Wednesday's show will mark their first chance to play together. "I wanted the opportunity to play with him and to get myself out of the comfort zone," Evans said. "I don't normally use guitarists that much, but with Rosenwinkel, I get a chance to play with a guitarist, someone from Philly, and someone I've wanted to play with for a while."
Pascale is an old friend. Their first encounter was a near-disaster. She was 14 years old when her mother brought her to the now-defunct Blue Moon Jazz Club, where Evans was leading a regular jam session. When he called her to the stage, she brought up sheet music for Billie Holiday's "Good Morning Heartache." He waved it away.
"This was honestly the first time I'd ever sung when I wasn't singing along to a record," Pascale recalls. "Orrin starts playing, and something wasn't right. I start singing, and he's in a different key, and I'm horrified. So I turn around, and the bassist and drummer are laughing hysterically to the point where tears were rolling down their faces and their shoulders were shaking trying to hold it in."

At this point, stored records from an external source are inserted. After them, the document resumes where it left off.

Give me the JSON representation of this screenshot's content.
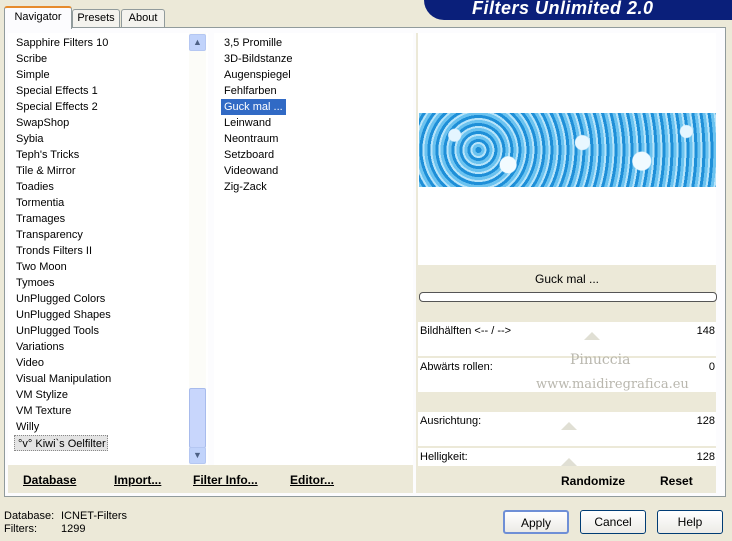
{
  "header": {
    "title": "Filters Unlimited 2.0"
  },
  "tabs": [
    {
      "label": "Navigator",
      "active": true
    },
    {
      "label": "Presets",
      "active": false
    },
    {
      "label": "About",
      "active": false
    }
  ],
  "categories": [
    "Sapphire Filters 10",
    "Scribe",
    "Simple",
    "Special Effects 1",
    "Special Effects 2",
    "SwapShop",
    "Sybia",
    "Teph's Tricks",
    "Tile & Mirror",
    "Toadies",
    "Tormentia",
    "Tramages",
    "Transparency",
    "Tronds Filters II",
    "Two Moon",
    "Tymoes",
    "UnPlugged Colors",
    "UnPlugged Shapes",
    "UnPlugged Tools",
    "Variations",
    "Video",
    "Visual Manipulation",
    "VM Stylize",
    "VM Texture",
    "Willy",
    "°v° Kiwi`s Oelfilter"
  ],
  "selected_category": "°v° Kiwi`s Oelfilter",
  "filters": [
    "3,5 Promille",
    "3D-Bildstanze",
    "Augenspiegel",
    "Fehlfarben",
    "Guck mal ...",
    "Leinwand",
    "Neontraum",
    "Setzboard",
    "Videowand",
    "Zig-Zack"
  ],
  "selected_filter": "Guck mal ...",
  "panel_links": {
    "database": "Database",
    "import": "Import...",
    "filter_info": "Filter Info...",
    "editor": "Editor..."
  },
  "preview": {
    "filter_name": "Guck mal ..."
  },
  "parameters": [
    {
      "label": "Bildhälften <-- / -->",
      "value": "148"
    },
    {
      "label": "Abwärts rollen:",
      "value": "0"
    },
    {
      "label": "Ausrichtung:",
      "value": "128"
    },
    {
      "label": "Helligkeit:",
      "value": "128"
    }
  ],
  "watermark": {
    "line1": "Pinuccia",
    "line2": "www.maidiregrafica.eu"
  },
  "right_links": {
    "randomize": "Randomize",
    "reset": "Reset"
  },
  "status": {
    "database_label": "Database:",
    "database_value": "ICNET-Filters",
    "filters_label": "Filters:",
    "filters_value": "1299"
  },
  "buttons": {
    "apply": "Apply",
    "cancel": "Cancel",
    "help": "Help"
  }
}
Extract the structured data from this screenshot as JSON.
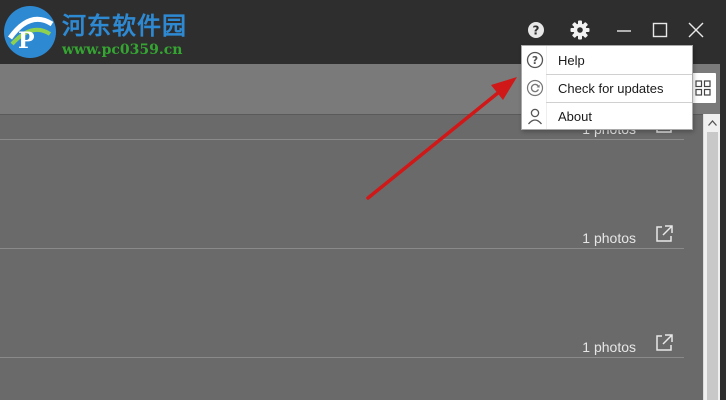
{
  "watermark": {
    "title": "河东软件园",
    "url": "www.pc0359.cn",
    "logo_icon": "pc-logo-icon"
  },
  "titlebar": {
    "help_icon": "help-circle-icon",
    "settings_icon": "gear-icon",
    "minimize_icon": "minimize-icon",
    "maximize_icon": "maximize-icon",
    "close_icon": "close-icon",
    "background": "#2e2e2e"
  },
  "toolbar": {
    "view_toggle_icon": "grid-view-icon"
  },
  "albums": [
    {
      "count": "1 photos"
    },
    {
      "count": "1 photos"
    },
    {
      "count": "1 photos"
    }
  ],
  "menu": {
    "items": [
      {
        "label": "Help",
        "icon": "help-circle-icon"
      },
      {
        "label": "Check for updates",
        "icon": "refresh-icon"
      },
      {
        "label": "About",
        "icon": "user-icon"
      }
    ]
  },
  "colors": {
    "content_bg": "#6a6a6a",
    "annotation_arrow": "#d01818",
    "watermark_blue": "#2e89d3",
    "watermark_green": "#35a532"
  }
}
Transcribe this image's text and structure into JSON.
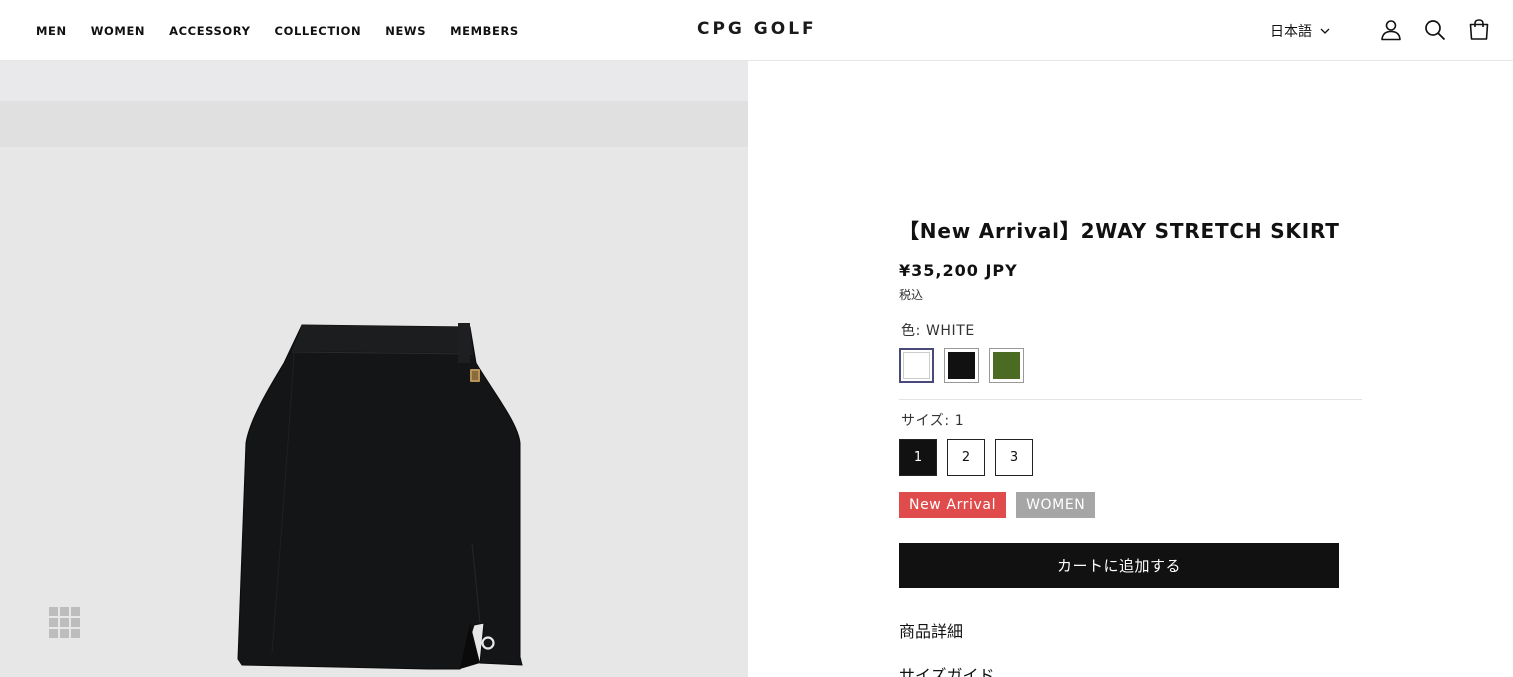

Nevertheless, Pascale and Evans established a musical relationship that has lasted nearly two decades. Most recently, he produced Wildflower, her coming CD, which also features an appearance by Rosenwinkel. "Joanna's like a little sister to me," Evans said. "I think we really see time and space and rhythm in the same way. So whatever we do, there's going to be space for us to grow and make something happen."
What's cool about Captain Black, Pascale says, "is how loose it is. But the level of musicianship of every single person in that band is so high that no matter what you put in front of them, it elevates the music to a whole other level."
Mother's Touch reveals a far more refined ensemble than the raw, combustible band captured live on its self-titled debut. Still, Evans is never one to plan much in advance and enjoys the thrill of the unexpected - even if it means occasionally playing a gig where not a single trombonist manages to show up.
"A part of me thinks it would be great to walk in and have a full band every week," he said. "But I prefer to not know what's going to happen. As much as it seems like it would be easier for it to all be the same every week, that would get real boring for me. I never really get nervous - but I get nervous about the big band."
Captain Black Big Band
8 p.m. Wednesday, World Cafe Live, 3025 Walnut St.